- **Problem**: From the entries below, gather each line containing the word "title".

- **Data for review**:
◆ ◆ ◆ ◆
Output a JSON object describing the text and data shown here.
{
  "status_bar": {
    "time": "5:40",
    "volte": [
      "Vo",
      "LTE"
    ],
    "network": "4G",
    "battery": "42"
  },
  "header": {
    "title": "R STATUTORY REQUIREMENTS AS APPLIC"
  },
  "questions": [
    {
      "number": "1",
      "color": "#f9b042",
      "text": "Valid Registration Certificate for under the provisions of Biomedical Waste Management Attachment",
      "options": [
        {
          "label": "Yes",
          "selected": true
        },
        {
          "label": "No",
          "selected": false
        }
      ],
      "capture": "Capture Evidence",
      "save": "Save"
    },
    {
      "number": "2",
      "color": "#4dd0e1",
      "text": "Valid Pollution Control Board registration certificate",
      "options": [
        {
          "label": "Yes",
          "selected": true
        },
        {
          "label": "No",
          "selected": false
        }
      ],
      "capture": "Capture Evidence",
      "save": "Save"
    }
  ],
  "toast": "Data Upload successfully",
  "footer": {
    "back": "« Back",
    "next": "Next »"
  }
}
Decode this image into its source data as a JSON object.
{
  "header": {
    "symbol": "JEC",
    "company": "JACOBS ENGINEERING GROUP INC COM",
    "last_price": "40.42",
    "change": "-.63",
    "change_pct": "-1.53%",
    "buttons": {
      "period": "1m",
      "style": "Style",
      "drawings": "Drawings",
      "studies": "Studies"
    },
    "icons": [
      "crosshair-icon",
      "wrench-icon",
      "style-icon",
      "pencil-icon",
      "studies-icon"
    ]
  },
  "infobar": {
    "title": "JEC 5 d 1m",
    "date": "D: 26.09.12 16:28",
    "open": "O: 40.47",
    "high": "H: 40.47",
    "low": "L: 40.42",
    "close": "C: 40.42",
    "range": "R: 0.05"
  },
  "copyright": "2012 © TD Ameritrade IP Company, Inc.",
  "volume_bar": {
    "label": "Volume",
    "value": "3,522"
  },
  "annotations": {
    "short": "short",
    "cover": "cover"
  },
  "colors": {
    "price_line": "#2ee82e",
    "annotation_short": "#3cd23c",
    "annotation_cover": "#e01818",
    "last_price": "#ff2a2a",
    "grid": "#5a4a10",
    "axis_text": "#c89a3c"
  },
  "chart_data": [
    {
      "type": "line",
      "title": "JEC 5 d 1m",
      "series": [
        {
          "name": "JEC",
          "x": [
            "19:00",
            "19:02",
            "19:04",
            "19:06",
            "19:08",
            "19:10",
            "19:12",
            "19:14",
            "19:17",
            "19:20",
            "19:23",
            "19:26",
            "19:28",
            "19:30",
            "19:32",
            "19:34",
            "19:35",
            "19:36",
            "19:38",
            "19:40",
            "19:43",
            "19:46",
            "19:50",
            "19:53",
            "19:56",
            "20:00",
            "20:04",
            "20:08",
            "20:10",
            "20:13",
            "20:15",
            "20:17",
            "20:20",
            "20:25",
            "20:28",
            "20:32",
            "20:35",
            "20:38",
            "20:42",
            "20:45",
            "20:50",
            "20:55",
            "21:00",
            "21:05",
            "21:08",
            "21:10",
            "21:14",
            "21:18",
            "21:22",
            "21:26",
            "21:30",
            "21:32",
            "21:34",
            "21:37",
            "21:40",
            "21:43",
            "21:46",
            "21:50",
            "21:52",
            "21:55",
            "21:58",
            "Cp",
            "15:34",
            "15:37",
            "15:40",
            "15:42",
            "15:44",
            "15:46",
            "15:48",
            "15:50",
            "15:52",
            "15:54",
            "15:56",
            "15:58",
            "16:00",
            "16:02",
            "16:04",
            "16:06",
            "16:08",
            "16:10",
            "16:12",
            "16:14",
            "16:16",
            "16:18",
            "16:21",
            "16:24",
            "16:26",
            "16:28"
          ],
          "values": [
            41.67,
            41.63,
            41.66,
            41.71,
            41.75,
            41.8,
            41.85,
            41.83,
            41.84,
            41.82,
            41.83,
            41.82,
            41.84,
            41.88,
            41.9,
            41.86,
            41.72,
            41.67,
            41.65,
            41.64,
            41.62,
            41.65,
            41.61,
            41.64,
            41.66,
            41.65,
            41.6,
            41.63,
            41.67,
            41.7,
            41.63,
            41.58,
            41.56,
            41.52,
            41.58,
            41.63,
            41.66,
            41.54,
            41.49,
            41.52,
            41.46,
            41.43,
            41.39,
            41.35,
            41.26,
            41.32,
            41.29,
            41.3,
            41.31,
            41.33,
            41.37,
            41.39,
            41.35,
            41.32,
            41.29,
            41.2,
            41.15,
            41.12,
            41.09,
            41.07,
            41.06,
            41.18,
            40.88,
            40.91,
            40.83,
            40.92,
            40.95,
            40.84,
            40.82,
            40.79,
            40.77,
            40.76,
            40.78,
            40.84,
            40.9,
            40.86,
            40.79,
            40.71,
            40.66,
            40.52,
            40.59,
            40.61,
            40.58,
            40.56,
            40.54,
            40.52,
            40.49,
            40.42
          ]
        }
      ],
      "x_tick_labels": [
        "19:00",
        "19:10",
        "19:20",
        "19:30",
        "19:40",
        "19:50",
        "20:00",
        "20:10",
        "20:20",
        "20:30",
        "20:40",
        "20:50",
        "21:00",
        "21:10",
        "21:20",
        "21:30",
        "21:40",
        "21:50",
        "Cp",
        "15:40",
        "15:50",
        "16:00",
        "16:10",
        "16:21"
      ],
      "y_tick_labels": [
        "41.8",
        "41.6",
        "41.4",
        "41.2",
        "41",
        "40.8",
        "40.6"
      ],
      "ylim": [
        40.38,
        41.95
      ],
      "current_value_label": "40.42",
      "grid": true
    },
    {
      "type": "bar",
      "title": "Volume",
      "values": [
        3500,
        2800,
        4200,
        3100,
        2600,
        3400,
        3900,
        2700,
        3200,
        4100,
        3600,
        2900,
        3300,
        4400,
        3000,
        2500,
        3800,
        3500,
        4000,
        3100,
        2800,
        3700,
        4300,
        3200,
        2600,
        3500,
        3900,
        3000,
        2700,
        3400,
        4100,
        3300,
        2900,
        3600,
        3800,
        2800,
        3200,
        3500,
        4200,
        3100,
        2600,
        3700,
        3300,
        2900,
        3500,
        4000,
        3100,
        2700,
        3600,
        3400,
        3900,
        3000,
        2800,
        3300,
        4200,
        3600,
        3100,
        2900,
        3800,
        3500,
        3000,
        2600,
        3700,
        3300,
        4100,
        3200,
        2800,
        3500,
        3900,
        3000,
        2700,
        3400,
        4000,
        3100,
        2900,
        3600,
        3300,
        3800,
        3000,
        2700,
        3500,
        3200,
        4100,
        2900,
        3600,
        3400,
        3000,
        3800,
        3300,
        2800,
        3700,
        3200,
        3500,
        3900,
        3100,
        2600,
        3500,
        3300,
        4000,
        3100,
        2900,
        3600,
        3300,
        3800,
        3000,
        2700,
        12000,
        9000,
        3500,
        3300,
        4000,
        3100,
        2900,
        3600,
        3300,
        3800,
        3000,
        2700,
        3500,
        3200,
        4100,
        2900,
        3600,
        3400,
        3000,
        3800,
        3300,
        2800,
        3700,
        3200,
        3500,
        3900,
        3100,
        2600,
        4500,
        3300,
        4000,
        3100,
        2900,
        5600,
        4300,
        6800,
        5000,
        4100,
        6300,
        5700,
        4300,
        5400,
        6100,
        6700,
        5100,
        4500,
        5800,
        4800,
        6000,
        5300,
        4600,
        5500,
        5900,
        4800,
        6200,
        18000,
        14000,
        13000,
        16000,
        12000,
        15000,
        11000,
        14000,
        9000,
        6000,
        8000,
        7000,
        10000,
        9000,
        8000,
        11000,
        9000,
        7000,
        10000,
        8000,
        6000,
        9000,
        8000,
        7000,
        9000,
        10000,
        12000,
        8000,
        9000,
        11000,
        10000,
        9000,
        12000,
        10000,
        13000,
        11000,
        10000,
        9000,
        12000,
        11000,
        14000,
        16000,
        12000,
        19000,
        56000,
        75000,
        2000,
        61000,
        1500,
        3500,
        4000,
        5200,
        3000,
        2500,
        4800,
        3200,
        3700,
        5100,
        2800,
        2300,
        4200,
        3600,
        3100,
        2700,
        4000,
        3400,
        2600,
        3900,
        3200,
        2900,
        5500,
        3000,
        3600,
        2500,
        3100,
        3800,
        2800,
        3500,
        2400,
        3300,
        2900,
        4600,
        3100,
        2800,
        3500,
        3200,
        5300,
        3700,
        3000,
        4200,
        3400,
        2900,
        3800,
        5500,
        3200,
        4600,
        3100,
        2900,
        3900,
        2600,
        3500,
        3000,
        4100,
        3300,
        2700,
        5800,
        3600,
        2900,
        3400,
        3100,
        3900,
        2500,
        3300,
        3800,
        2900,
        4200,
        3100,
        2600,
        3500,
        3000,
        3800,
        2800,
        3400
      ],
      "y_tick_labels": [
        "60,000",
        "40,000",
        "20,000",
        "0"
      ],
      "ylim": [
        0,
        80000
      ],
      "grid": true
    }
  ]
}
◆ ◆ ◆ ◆
- **Written response**:
    "title": "R STATUTORY REQUIREMENTS AS APPLIC"
    "title": "JEC 5 d 1m",
      "title": "JEC 5 d 1m",
      "title": "Volume",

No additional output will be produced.